Would you restate the entries below word for word, leaving out the images?

Provided entries below:

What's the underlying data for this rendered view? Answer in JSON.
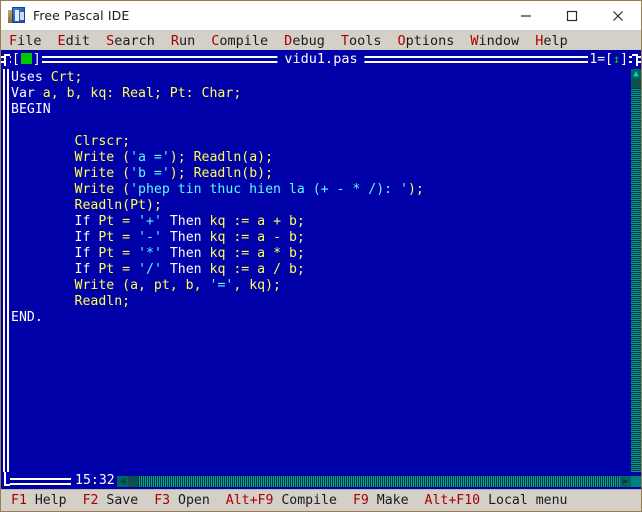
{
  "window": {
    "title": "Free Pascal IDE",
    "icon": "pascal-app-icon",
    "controls": {
      "minimize": "minimize-icon",
      "maximize": "maximize-icon",
      "close": "close-icon"
    }
  },
  "menubar": {
    "items": [
      {
        "hot": "F",
        "rest": "ile"
      },
      {
        "hot": "E",
        "rest": "dit"
      },
      {
        "hot": "S",
        "rest": "earch"
      },
      {
        "hot": "R",
        "rest": "un"
      },
      {
        "hot": "C",
        "rest": "ompile"
      },
      {
        "hot": "D",
        "rest": "ebug"
      },
      {
        "hot": "T",
        "rest": "ools"
      },
      {
        "hot": "O",
        "rest": "ptions"
      },
      {
        "hot": "W",
        "rest": "indow"
      },
      {
        "hot": "H",
        "rest": "elp"
      }
    ]
  },
  "editor": {
    "title": "vidu1.pas",
    "window_number": "1",
    "close_box": "[■]",
    "resize_glyph": "↕",
    "cursor_position": "15:32",
    "lines": [
      [
        {
          "t": "Uses ",
          "c": "kw"
        },
        {
          "t": "Crt;",
          "c": "id"
        }
      ],
      [
        {
          "t": "Var ",
          "c": "kw"
        },
        {
          "t": "a, b, kq: Real; Pt: Char;",
          "c": "id"
        }
      ],
      [
        {
          "t": "BEGIN",
          "c": "kw"
        }
      ],
      [
        {
          "t": "",
          "c": "id"
        }
      ],
      [
        {
          "t": "        Clrscr;",
          "c": "id"
        }
      ],
      [
        {
          "t": "        Write (",
          "c": "id"
        },
        {
          "t": "'a ='",
          "c": "str"
        },
        {
          "t": "); Readln(a);",
          "c": "id"
        }
      ],
      [
        {
          "t": "        Write (",
          "c": "id"
        },
        {
          "t": "'b ='",
          "c": "str"
        },
        {
          "t": "); Readln(b);",
          "c": "id"
        }
      ],
      [
        {
          "t": "        Write (",
          "c": "id"
        },
        {
          "t": "'phep tin thuc hien la (+ - * /): '",
          "c": "str"
        },
        {
          "t": ");",
          "c": "id"
        }
      ],
      [
        {
          "t": "        Readln(Pt);",
          "c": "id"
        }
      ],
      [
        {
          "t": "        ",
          "c": "id"
        },
        {
          "t": "If",
          "c": "kw"
        },
        {
          "t": " Pt = ",
          "c": "id"
        },
        {
          "t": "'+'",
          "c": "str"
        },
        {
          "t": " ",
          "c": "id"
        },
        {
          "t": "Then",
          "c": "kw"
        },
        {
          "t": " kq := a + b;",
          "c": "id"
        }
      ],
      [
        {
          "t": "        ",
          "c": "id"
        },
        {
          "t": "If",
          "c": "kw"
        },
        {
          "t": " Pt = ",
          "c": "id"
        },
        {
          "t": "'-'",
          "c": "str"
        },
        {
          "t": " ",
          "c": "id"
        },
        {
          "t": "Then",
          "c": "kw"
        },
        {
          "t": " kq := a - b;",
          "c": "id"
        }
      ],
      [
        {
          "t": "        ",
          "c": "id"
        },
        {
          "t": "If",
          "c": "kw"
        },
        {
          "t": " Pt = ",
          "c": "id"
        },
        {
          "t": "'*'",
          "c": "str"
        },
        {
          "t": " ",
          "c": "id"
        },
        {
          "t": "Then",
          "c": "kw"
        },
        {
          "t": " kq := a * b;",
          "c": "id"
        }
      ],
      [
        {
          "t": "        ",
          "c": "id"
        },
        {
          "t": "If",
          "c": "kw"
        },
        {
          "t": " Pt = ",
          "c": "id"
        },
        {
          "t": "'/'",
          "c": "str"
        },
        {
          "t": " ",
          "c": "id"
        },
        {
          "t": "Then",
          "c": "kw"
        },
        {
          "t": " kq := a / b;",
          "c": "id"
        }
      ],
      [
        {
          "t": "        Write (a, pt, b, ",
          "c": "id"
        },
        {
          "t": "'='",
          "c": "str"
        },
        {
          "t": ", kq);",
          "c": "id"
        }
      ],
      [
        {
          "t": "        Readln;",
          "c": "id"
        }
      ],
      [
        {
          "t": "END.",
          "c": "kw"
        }
      ]
    ]
  },
  "statusbar": {
    "items": [
      {
        "key": "F1",
        "label": " Help"
      },
      {
        "key": "F2",
        "label": " Save"
      },
      {
        "key": "F3",
        "label": " Open"
      },
      {
        "key": "Alt+F9",
        "label": " Compile"
      },
      {
        "key": "F9",
        "label": " Make"
      },
      {
        "key": "Alt+F10",
        "label": " Local menu"
      }
    ]
  },
  "colors": {
    "desktop_blue": "#0000a8",
    "keyword_white": "#ffffff",
    "identifier_yellow": "#ffff55",
    "string_cyan": "#55ffff",
    "menu_gray": "#d4d0c8",
    "hotkey_red": "#aa0000",
    "scrollbar_teal": "#008080",
    "close_green": "#00c800"
  }
}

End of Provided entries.

- _Expected answer_:
What's the underlying data for this rendered view? Answer in JSON.
{
  "window": {
    "title": "Free Pascal IDE",
    "icon": "pascal-app-icon",
    "controls": {
      "minimize": "minimize-icon",
      "maximize": "maximize-icon",
      "close": "close-icon"
    }
  },
  "menubar": {
    "items": [
      {
        "hot": "F",
        "rest": "ile"
      },
      {
        "hot": "E",
        "rest": "dit"
      },
      {
        "hot": "S",
        "rest": "earch"
      },
      {
        "hot": "R",
        "rest": "un"
      },
      {
        "hot": "C",
        "rest": "ompile"
      },
      {
        "hot": "D",
        "rest": "ebug"
      },
      {
        "hot": "T",
        "rest": "ools"
      },
      {
        "hot": "O",
        "rest": "ptions"
      },
      {
        "hot": "W",
        "rest": "indow"
      },
      {
        "hot": "H",
        "rest": "elp"
      }
    ]
  },
  "editor": {
    "title": "vidu1.pas",
    "window_number": "1",
    "close_box": "[■]",
    "resize_glyph": "↕",
    "cursor_position": "15:32",
    "lines": [
      [
        {
          "t": "Uses ",
          "c": "kw"
        },
        {
          "t": "Crt;",
          "c": "id"
        }
      ],
      [
        {
          "t": "Var ",
          "c": "kw"
        },
        {
          "t": "a, b, kq: Real; Pt: Char;",
          "c": "id"
        }
      ],
      [
        {
          "t": "BEGIN",
          "c": "kw"
        }
      ],
      [
        {
          "t": "",
          "c": "id"
        }
      ],
      [
        {
          "t": "        Clrscr;",
          "c": "id"
        }
      ],
      [
        {
          "t": "        Write (",
          "c": "id"
        },
        {
          "t": "'a ='",
          "c": "str"
        },
        {
          "t": "); Readln(a);",
          "c": "id"
        }
      ],
      [
        {
          "t": "        Write (",
          "c": "id"
        },
        {
          "t": "'b ='",
          "c": "str"
        },
        {
          "t": "); Readln(b);",
          "c": "id"
        }
      ],
      [
        {
          "t": "        Write (",
          "c": "id"
        },
        {
          "t": "'phep tin thuc hien la (+ - * /): '",
          "c": "str"
        },
        {
          "t": ");",
          "c": "id"
        }
      ],
      [
        {
          "t": "        Readln(Pt);",
          "c": "id"
        }
      ],
      [
        {
          "t": "        ",
          "c": "id"
        },
        {
          "t": "If",
          "c": "kw"
        },
        {
          "t": " Pt = ",
          "c": "id"
        },
        {
          "t": "'+'",
          "c": "str"
        },
        {
          "t": " ",
          "c": "id"
        },
        {
          "t": "Then",
          "c": "kw"
        },
        {
          "t": " kq := a + b;",
          "c": "id"
        }
      ],
      [
        {
          "t": "        ",
          "c": "id"
        },
        {
          "t": "If",
          "c": "kw"
        },
        {
          "t": " Pt = ",
          "c": "id"
        },
        {
          "t": "'-'",
          "c": "str"
        },
        {
          "t": " ",
          "c": "id"
        },
        {
          "t": "Then",
          "c": "kw"
        },
        {
          "t": " kq := a - b;",
          "c": "id"
        }
      ],
      [
        {
          "t": "        ",
          "c": "id"
        },
        {
          "t": "If",
          "c": "kw"
        },
        {
          "t": " Pt = ",
          "c": "id"
        },
        {
          "t": "'*'",
          "c": "str"
        },
        {
          "t": " ",
          "c": "id"
        },
        {
          "t": "Then",
          "c": "kw"
        },
        {
          "t": " kq := a * b;",
          "c": "id"
        }
      ],
      [
        {
          "t": "        ",
          "c": "id"
        },
        {
          "t": "If",
          "c": "kw"
        },
        {
          "t": " Pt = ",
          "c": "id"
        },
        {
          "t": "'/'",
          "c": "str"
        },
        {
          "t": " ",
          "c": "id"
        },
        {
          "t": "Then",
          "c": "kw"
        },
        {
          "t": " kq := a / b;",
          "c": "id"
        }
      ],
      [
        {
          "t": "        Write (a, pt, b, ",
          "c": "id"
        },
        {
          "t": "'='",
          "c": "str"
        },
        {
          "t": ", kq);",
          "c": "id"
        }
      ],
      [
        {
          "t": "        Readln;",
          "c": "id"
        }
      ],
      [
        {
          "t": "END.",
          "c": "kw"
        }
      ]
    ]
  },
  "statusbar": {
    "items": [
      {
        "key": "F1",
        "label": " Help"
      },
      {
        "key": "F2",
        "label": " Save"
      },
      {
        "key": "F3",
        "label": " Open"
      },
      {
        "key": "Alt+F9",
        "label": " Compile"
      },
      {
        "key": "F9",
        "label": " Make"
      },
      {
        "key": "Alt+F10",
        "label": " Local menu"
      }
    ]
  },
  "colors": {
    "desktop_blue": "#0000a8",
    "keyword_white": "#ffffff",
    "identifier_yellow": "#ffff55",
    "string_cyan": "#55ffff",
    "menu_gray": "#d4d0c8",
    "hotkey_red": "#aa0000",
    "scrollbar_teal": "#008080",
    "close_green": "#00c800"
  }
}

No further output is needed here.